- an organizational method
- a profession that demands continuous learning
What Does a DevOps Engineer Do?
DevOps engineer is a ‘central control point’ syncing work performed by a development team with operations and infrastructure support teams. The main function of DevOps is to facilitate the creation of a unified software development life cycle that includes seamless development, deployment, and release of new products.
The key functions of such engineer include:
- minimizing inefficiencies in the entire product life cycle
- introducing a greater level of automation
- ultimately accelerate time-to-market and time-to-fix for new applications
Wondering how a DevOps engineer looks in real life? Most likely, it’s either a former senior system administrator or a former IT developer. It’s a person who’s well in-the-know of all the product features and all the organizational roles.
They maintain direct contact and gather feedback from all the teams and the business when it comes to IT product features.
If you are planning to hire or promote someone for this role, you should not just seek out a tech-savvy candidate who can decipher all the code changes and always has a valid explanation for unusual server spikes.
It’s worth considering a naturally curious person, who has a strong affinity towards the product and is a great communicator. The ideal DevOps specialist knows how to uncover and fix issues that hinder the product’s performance.
What are DevOps Tools?
The popular tools of the trade include:
- Zabbix (monitoring system)
- Prometheus (monitoring system)
- New Relic APM
- And others
What is DevOps in AWS?
AWS (Amazon Web Services) – a popular cloud services provider – offers a variety of proprietary tools for establishing DevOps practices in the cloud.
“DevOps in AWS” is a collection of tools and services that can help:
- automate low-value manual tasks;
- manage complex environments;
- increase the overall efficiency of all the processes in the software development life cycle.
What are AWS DevOps tools?
If you want to fully focus on running apps on AWS, CodeStar facilitates app development, building, and deployment on AWS services and instances. It’s a one-stop-shop tool for managing the entire product life cycle.
A service for rapid application development, testing, and deployment that allows you to model a full release process for your software.
A fully managed service that helps you compile source code, test your app and prepare a deployable software package.
Another fully managed solution for automating software deployments to the cloud or local environments. Helps avoid downtime during deployments.
Those organizations who are just embracing DevOps practices and continuous integration should also look into helpful AWS microservices such as:
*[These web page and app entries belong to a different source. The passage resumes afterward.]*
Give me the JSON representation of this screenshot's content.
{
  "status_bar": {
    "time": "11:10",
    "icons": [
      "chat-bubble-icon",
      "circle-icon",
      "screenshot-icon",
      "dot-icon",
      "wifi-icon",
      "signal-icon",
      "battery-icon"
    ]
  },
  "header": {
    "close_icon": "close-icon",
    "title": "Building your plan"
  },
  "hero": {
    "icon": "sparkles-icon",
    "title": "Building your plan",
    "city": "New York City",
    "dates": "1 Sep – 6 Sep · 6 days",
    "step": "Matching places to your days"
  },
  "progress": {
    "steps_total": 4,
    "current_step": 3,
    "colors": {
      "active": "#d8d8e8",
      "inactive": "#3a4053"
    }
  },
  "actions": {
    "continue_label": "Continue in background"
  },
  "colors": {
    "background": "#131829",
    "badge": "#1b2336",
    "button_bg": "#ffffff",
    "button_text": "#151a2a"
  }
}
Lambda enables you to deploy code without building a traditional infrastructure from the ground. All you have to do is upload the app source code, and the rest is configured in line with the provided usage and scaling rules.
Amazon EC2 Container Service (ECS)
If your goal is to use containers at some stage of your project (or you are already doing so), Amazon ECS will let you run Docker containers on a scalable cluster without much hassle.
AWS CloudTrail and CloudWatch
The next two Amazon tools will make your life easier when it comes to monitoring, logging and data collection:
- AWS CloudTrail will show you “who did what on AWS” and provide data on API calls to various services and resources.
- AWS CloudWatch provides you with an overview of what’s happening on AWS, plus records all the events for a certain service or application.
Platform as a Service
If your ultimate goal is a hybrid cloud setup, you can leverage AWS as a PaaS service.
AWS Elastic Beanstalk
A handy service for deploying and scaling applications using custom rules. The service supports apps written in Java, .NET, Node.js, Ruby, Go, Python, PHP, and Docker, using standard web servers such as Apache, IIS or Nginx.
How Romexsoft Team Can Help You
Our AWS expert team can assist you with cloud application development and deployment on AWS, as well as offer 24/7 AWS infrastructure support and effective DevOps with AWS. No matter what we do, we always rely on the latest DevOps best practices. Get in touch with us today for more details!